The leading branches of animal husbandry are dairy and meat stock raising and pig farming. On Jan. 1, 1970, the ob-last had 984,000 head of cattle, including 424,000 cows, 1,225,000 pigs, and 301,000 sheep and goats. There is also poultry raising, pond fish breeding, and beekeeping.
Vinnitsa Oblast has a dense network of railroads covering 1,229 km (1969). The most important lines are the Kiev-Odessa line through Kazatin-Zhmerinka and the Kiev-L’vov line through Kazatin-Zhmerinka-Grechany-Ternopol’. There are also several internal communication lines. Paved highways intended for general use total 5,400 km (1969). The major highways are Kiev-Vinnitsa-Khmel’nitskii, Vinnitsa-Nemirov-Mogilev-Podorskii, and Berdichev-UlanovKhmel’nik. There is navigation on the Iuzhnyi Bug and the Dnestr.
Cultural affairs and public health. In the 1914—15 academic year Vinnitsa Oblast had 1,579 schools, mainly church and parochial schools, with 106,800 students. In the 1969-70 academic year there were 1,485 general-education schools of all types with 389,100 students, 20 vocational and technical schools with 8,400 students, and 27,000 specialized secondary educational institutions with 23,900 students. There were more than 10,000 students in the higher educational institutions—medical and pedagogical institutes as well as branches of the Kiev Polytechnic Institute and the Trade and Economic Institute in Vinnitsa. In 1969 there were 35,200 children in preschool institutions.

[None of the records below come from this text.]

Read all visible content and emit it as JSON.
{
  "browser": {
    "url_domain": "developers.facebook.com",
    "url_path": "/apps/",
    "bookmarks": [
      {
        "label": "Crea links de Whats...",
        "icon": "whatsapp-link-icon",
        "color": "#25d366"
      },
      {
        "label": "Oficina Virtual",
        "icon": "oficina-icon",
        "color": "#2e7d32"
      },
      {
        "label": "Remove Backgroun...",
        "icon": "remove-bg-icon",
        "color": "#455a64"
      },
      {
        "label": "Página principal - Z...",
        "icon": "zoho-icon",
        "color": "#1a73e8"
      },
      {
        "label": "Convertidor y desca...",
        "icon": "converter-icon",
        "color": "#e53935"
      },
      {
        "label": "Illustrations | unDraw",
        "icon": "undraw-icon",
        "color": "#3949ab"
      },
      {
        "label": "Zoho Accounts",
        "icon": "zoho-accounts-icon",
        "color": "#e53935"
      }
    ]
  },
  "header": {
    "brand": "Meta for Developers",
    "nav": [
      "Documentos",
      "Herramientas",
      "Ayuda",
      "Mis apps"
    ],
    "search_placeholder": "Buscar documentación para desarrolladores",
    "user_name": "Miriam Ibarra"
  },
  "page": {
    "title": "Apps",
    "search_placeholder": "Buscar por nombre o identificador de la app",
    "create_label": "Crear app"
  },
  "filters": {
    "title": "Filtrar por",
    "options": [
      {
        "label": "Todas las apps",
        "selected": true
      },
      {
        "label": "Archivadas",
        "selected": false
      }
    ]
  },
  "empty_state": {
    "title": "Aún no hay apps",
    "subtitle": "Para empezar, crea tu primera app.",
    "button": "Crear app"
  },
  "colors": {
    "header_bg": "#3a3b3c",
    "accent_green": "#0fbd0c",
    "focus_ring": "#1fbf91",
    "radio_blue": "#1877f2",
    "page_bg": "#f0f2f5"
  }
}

The oblast has (as of Jan. 1, 1970) 1,517 general libraries with 12,311,000 copies of books and magazines, a music and drama theater, a puppet theater, and a philharmonic society in Vinnitsa. It also has seven museums: regional studies museums in Vinnitsa, Mogilev-Podl’skii, and Tul’chin; the M. M. Kotsiubinskii Literary Memorial Museum in Vinnitsa; the N. I. Pirogov Estate-Museum in the village of Pirogovo; the A. V. Suvorov Museum in the village of Timanovka; and the D. K. Zabolotnyi Museum in the village of Zabolotnoe. There are also 1,158 clubs, 35 motion picture theaters, 1,467 motion picture projectors, and 53 extracurricular institutions.
Two oblast newspapers are published in Ukrainian: Vinnyts’ka pravda (Vinnitsa Truth, since 1917) and KomsomVs’ke plem’ia (Komsomol Generation, since 1923). The oblast radio broadcasts in Ukrainian and Russian and relays radio and television programs from Kiev and Moscow. On Jan. 1, 1970, Vinnitsa oblast had 4,245 doctors of all specialties (one doctor per 502 population) and 20,900 hospital beds (9.8 beds per 1,000 population).
REFERENCESLiteratura pro Vinnyts’ku oblast’, issues 1-7. Vinnitsa, 1957-62. (Bibliographical index.)
Pam’iatni mistsia Vinnychyny. Odessa, 1966. (A guide.)
Burdeinyi, P. A., and M. B. Rubin. Vinnyts’ka oblast’, 2nd ed. Kiev, 1967.
Narodne gospodarstvo Vinnyts’koi oblasti. Kiev, 1969. (Collection of articles.)
L. M. KORETSKII